People have developed argyria from a buildup of silver in the body’s tissue, causing a bluish-gray discoloration of large areas of skin, especially those exposed to the sun.
Colloidal silver may cause possible kidney, liver or nervous system problems as well as poor absorption of some drugs, such as certain antibiotics and thyroxine (used to treat thyroid deficiency).
Personal experience with using colloidal silver in animals
We had been using the same cat food for more than five years.
We purchased a new bag of that same kind of cat food in August 2022. Within just a few days of feeding the new food we noticed our kitty had stopped eating. This was around the same time he had been proudly catching and displaying mice so I associated the new symptoms to possibly catching something from the mice. Up until this point, our kitty had been very healthy and active.

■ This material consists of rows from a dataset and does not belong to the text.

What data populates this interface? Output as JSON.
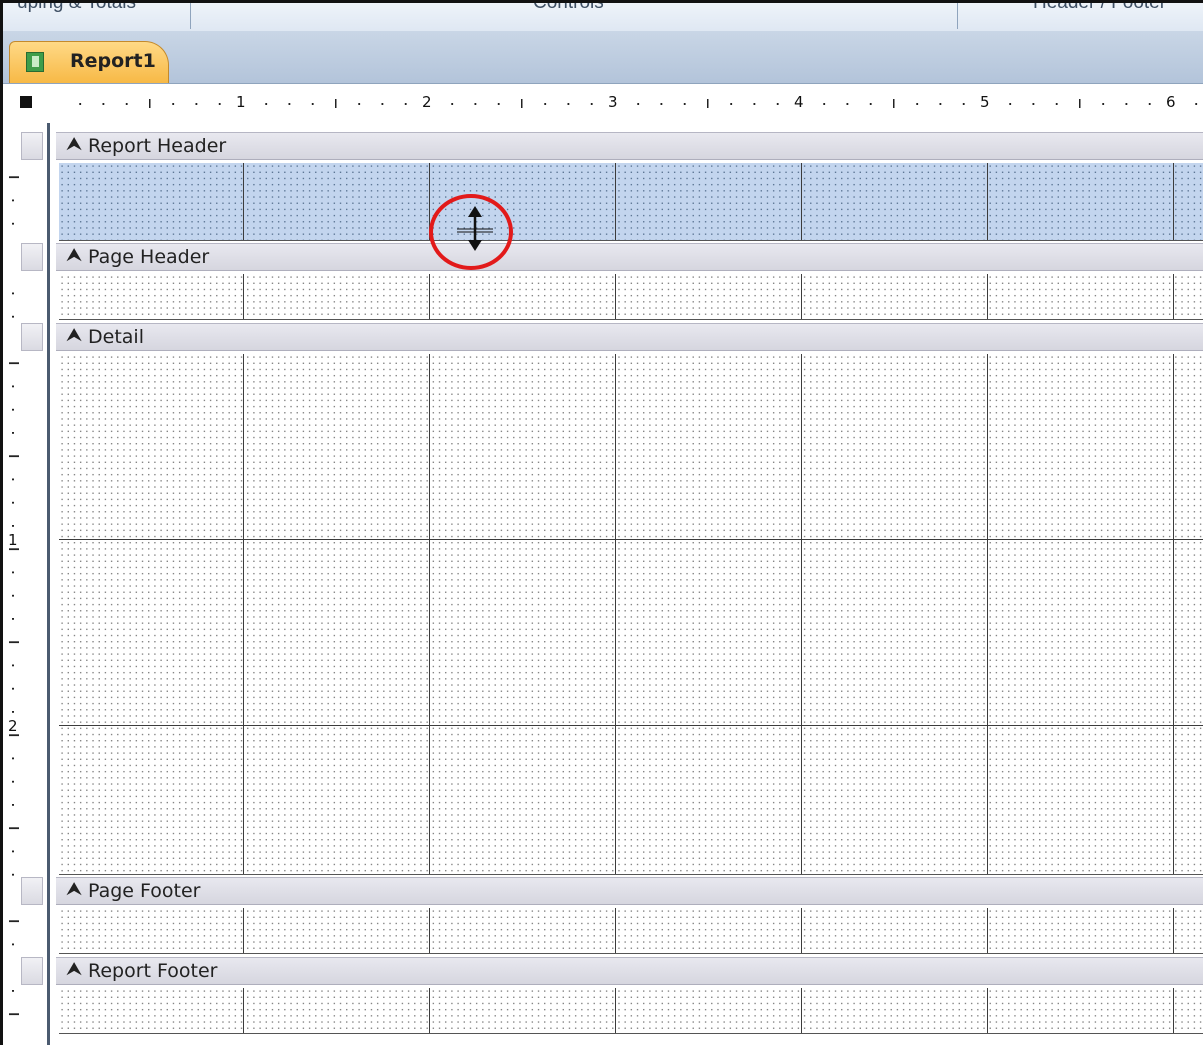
{
  "ribbon": {
    "groups": [
      "uping & Totals",
      "Controls",
      "Header / Footer"
    ]
  },
  "tab": {
    "label": "Report1"
  },
  "ruler": {
    "h_numbers": [
      "1",
      "2",
      "3",
      "4",
      "5",
      "6"
    ],
    "v_numbers": [
      "1",
      "2"
    ]
  },
  "sections": {
    "report_header": "Report Header",
    "page_header": "Page Header",
    "detail": "Detail",
    "page_footer": "Page Footer",
    "report_footer": "Report Footer"
  },
  "icons": {
    "section_chevron": "double-chevron-up-icon",
    "cursor": "resize-vertical-cursor-icon",
    "tab_icon": "report-icon"
  },
  "colors": {
    "selected_section": "#c3d5ee",
    "highlight_ring": "#e21a1a",
    "tab_active": "#f7b946"
  }
}
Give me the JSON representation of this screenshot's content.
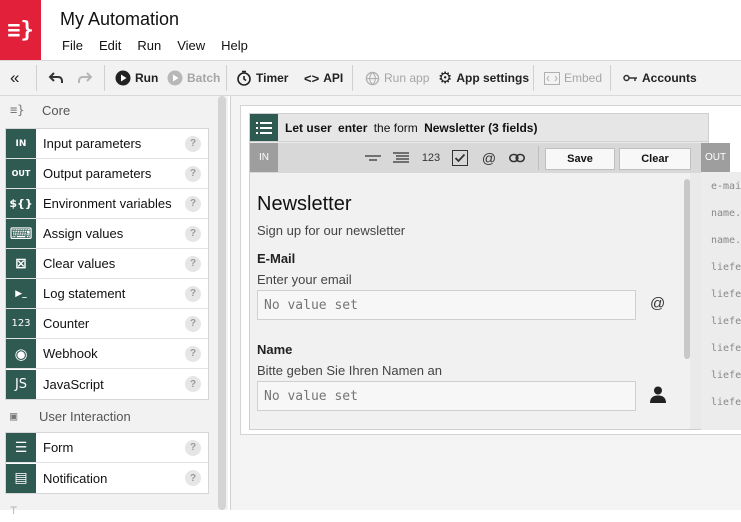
{
  "app": {
    "title": "My Automation",
    "logo_text": "≡}",
    "accent": "#e3203a",
    "node_color": "#2f5a52"
  },
  "menu": [
    "File",
    "Edit",
    "Run",
    "View",
    "Help"
  ],
  "toolbar": {
    "collapse_icon": "«",
    "run": "Run",
    "batch": "Batch",
    "timer": "Timer",
    "api": "API",
    "run_app": "Run app",
    "app_settings": "App settings",
    "embed": "Embed",
    "accounts": "Accounts"
  },
  "sidebar": {
    "core_label": "Core",
    "core_items": [
      {
        "label": "Input parameters",
        "icon": "IN",
        "icon_name": "input-icon"
      },
      {
        "label": "Output parameters",
        "icon": "OUT",
        "icon_name": "output-icon"
      },
      {
        "label": "Environment variables",
        "icon": "${}",
        "icon_name": "env-icon"
      },
      {
        "label": "Assign values",
        "icon": "⌨",
        "icon_name": "keyboard-icon"
      },
      {
        "label": "Clear values",
        "icon": "⊠",
        "icon_name": "clear-icon"
      },
      {
        "label": "Log statement",
        "icon": "▶_",
        "icon_name": "terminal-icon"
      },
      {
        "label": "Counter",
        "icon": "123",
        "icon_name": "counter-icon"
      },
      {
        "label": "Webhook",
        "icon": "◉",
        "icon_name": "globe-icon"
      },
      {
        "label": "JavaScript",
        "icon": "JS",
        "icon_name": "js-icon"
      }
    ],
    "ui_label": "User Interaction",
    "ui_items": [
      {
        "label": "Form",
        "icon": "☰",
        "icon_name": "form-icon"
      },
      {
        "label": "Notification",
        "icon": "▤",
        "icon_name": "notification-icon"
      }
    ],
    "help": "?"
  },
  "node": {
    "prefix": "Let user",
    "verb": "enter",
    "mid": "the form",
    "form_name": "Newsletter (3 fields)",
    "in_label": "IN",
    "out_label": "OUT",
    "save": "Save",
    "clear": "Clear",
    "tools": {
      "number": "123",
      "at": "@"
    }
  },
  "form": {
    "title": "Newsletter",
    "subtitle": "Sign up for our newsletter",
    "fields": [
      {
        "label": "E-Mail",
        "hint": "Enter your email",
        "placeholder": "No value set",
        "icon": "@"
      },
      {
        "label": "Name",
        "hint": "Bitte geben Sie Ihren Namen an",
        "placeholder": "No value set",
        "icon": "person"
      }
    ]
  },
  "out_rows": [
    "e-mai",
    "name.",
    "name.",
    "liefe",
    "liefe",
    "liefe",
    "liefe",
    "liefe",
    "liefe"
  ]
}
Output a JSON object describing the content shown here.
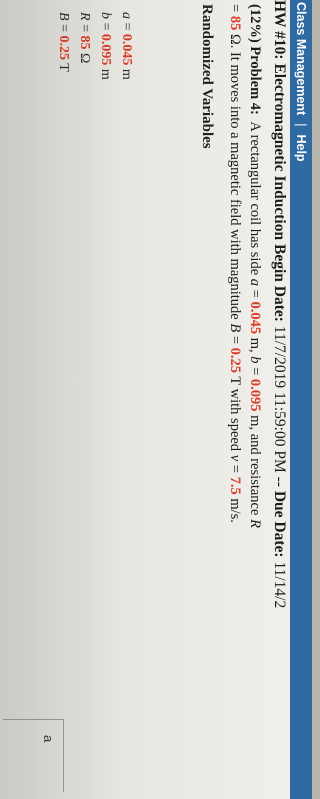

I took him to the vet, who did some blood work. The lab showed he was having liver issues along with a lot of other problems. The vet sent me home with special food, sub-Q fluids and instructions on what to do.
I did my best to keep him alive for the next several months; hand feeding him with a syringe about every 15-20 minutes from sun up to sun down every day, giving the sub-Q fluids, etc. But sadly, in mid-November 2022 he died in severe pain.
We hesitantly decided to get a new kitty about four months later. Since the vet could never confirm what was wrong with our first kitty, we threw out all the old toys, the litter box, etc., and thoroughly cleaned everything before bringing the new family member home.
The only thing we kept was the food since it was a nearly new 20-pound bag, only about two cups had been removed from it, nothing went back into it so it should not have been contaminated in any way, it was stored in sealed food bins, and added to the fact that because assumed the mice had made him sick.
We adopted our new kitty from the local shelter. Before picking her up, the shelter had sent her to the vet to have her checked out and get her required shots. She had a clean bill of health.
I had purchased a new litter box and a few toys but didn’t get new food right away. Within just three days of eating the food, she started showing the exact same symptoms our first kitty had shown. I did not want to lose her, too.
After a lot of research, including reading reports from other countries, I found there was a possibility of mycotoxins in the cat food.
At this point I was already having to force feed her since she was not eating on her own. Fortunately, I was already set up to do this due to our previous kitty. I then began adding colloidal silver to her food and water; one of the few good brands according to the study above. After about two weeks she began to occasionally pick at her food, and I started decreasing the amount of colloidal silver in her diet. After another two weeks she was fully weaned off the hand feedings and the silver. After another few weeks we all noticed how she was back up to her original weight and showcasing a shiny soft fur coat while purring like crazy again.
There are dangers and concerns about using colloidal silver, including misleading statements promoting it as a cure-all, but I feel, in this instance, it made a positive difference for which I am thankful.